It is still another object of this invention to provide a patient restraining device which is economical to produce and which utilizes conventional, currently available components that lend themselves to standard mass producing manufacturing techniques.
For a better understanding of the present invention together with other and further objects thereof reference is made to the following description taken in conjunction with the accompanying drawing and its scope will be pointed out in the appended claims.
The only FIGURE of the drawing is a pictorial representation, shown partly in cut-away section, of the patient restraining device of this invention in position on a Gamma Scintillation Camera and immobilizing the head of a patient undergoing treatment.
Reference is now made to the only FIGURE of the drawing which shows in pictorial fashion the head 10 of a patient being immobilized by the patient restraining strap 12 of this invention while undergoing treatment by a conventional Gamma Scintillation Camera 14.

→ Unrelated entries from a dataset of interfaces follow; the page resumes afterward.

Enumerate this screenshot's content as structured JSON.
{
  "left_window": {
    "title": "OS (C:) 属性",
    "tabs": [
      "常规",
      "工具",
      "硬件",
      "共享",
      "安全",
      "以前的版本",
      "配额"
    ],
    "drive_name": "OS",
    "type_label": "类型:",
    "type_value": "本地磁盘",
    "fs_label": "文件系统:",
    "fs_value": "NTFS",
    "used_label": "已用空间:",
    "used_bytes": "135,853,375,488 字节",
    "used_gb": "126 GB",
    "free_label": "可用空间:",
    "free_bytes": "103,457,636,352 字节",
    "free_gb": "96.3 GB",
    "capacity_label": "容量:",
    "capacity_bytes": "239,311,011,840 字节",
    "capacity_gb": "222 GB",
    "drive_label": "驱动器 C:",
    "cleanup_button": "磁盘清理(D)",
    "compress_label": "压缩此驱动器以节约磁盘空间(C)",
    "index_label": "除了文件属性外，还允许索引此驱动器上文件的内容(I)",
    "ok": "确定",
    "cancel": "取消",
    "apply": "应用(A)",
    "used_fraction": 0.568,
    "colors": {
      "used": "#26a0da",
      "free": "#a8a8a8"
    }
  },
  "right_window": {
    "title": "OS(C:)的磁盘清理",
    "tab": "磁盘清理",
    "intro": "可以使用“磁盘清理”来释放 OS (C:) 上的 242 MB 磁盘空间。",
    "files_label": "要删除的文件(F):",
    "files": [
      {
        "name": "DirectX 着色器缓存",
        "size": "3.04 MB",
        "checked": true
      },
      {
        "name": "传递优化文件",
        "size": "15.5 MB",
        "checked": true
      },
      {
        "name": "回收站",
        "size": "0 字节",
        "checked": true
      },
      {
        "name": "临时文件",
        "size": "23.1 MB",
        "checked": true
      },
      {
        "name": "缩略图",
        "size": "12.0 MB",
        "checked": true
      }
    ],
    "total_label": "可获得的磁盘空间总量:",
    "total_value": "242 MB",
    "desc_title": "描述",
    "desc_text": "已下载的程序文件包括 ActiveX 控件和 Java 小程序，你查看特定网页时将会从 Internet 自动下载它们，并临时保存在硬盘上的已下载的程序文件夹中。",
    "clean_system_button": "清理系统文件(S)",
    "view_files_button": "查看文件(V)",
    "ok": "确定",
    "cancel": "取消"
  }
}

Restraining strap 12 is made of a pair of elongated bags 16 and 18 secured together at 19 by any conventional securing technique such as heavy duty sewing. Bags 16 and 18 may be made of any cloth-like or fabric material such as canvas. Contained within each bag 16 and 18 is a suitable resilient, expandable bladder 22 made of, for example, rubber. Bladders 22 are joined to each other by any suitable connecting means such as hose 24. One of the bladders 22 has attached thereto an air-intake pipe 24, hose 26 and an aspirator bulb 28, or any suitable air pump (not shown). The other bag 22 has attached thereto an air outlet 30 and any conventional plug 32. Plug 32 is removed when it is desired to evacuate bladders 22 after the restraining procedure has been completed.
Bags 16 and 18 have a combined cutout portion 34 so that the nose of the patient 10 may protrude therethrough during the restraining procedure. In addition, bags 16 and 18 have located on the interior surface thereof at each end thereof any suitable quick release fastening element 36 which may take the form of a Valco tape. A plurality of mating fasteners 38 are secured at various points along the head of the camera 14 for proper positioning of the restraining strap 12 of this invention. These fasteners 38 may also be in the form of Valco tapes.
Once the patient 10 is positioned against the scintillation camera 14, the deflated restraining strap 12 of this invention is placed against the forehead of patient 10 and secured by means of fasteners 36 and 38 to camera 14. In position, bladders 22 of restraining strap 12 are inflated by means of aspirator bulb 28 until the head of patient 10 is completely immobilized in the desired position. In this position the scintiphotography operation can commence for the desired period of time with the patient being completely stationary and having no discomfort whatsoever. There is no metal used with the restraining strap of this invention and therefore any Gamma backscatter has been eliminated.
Although this invention has been described with reference to a particular embodiment it will be understood to those skilled in the art that this invention is also capable of a variety of alternate embodiments within the spirit and scope of the appended claims.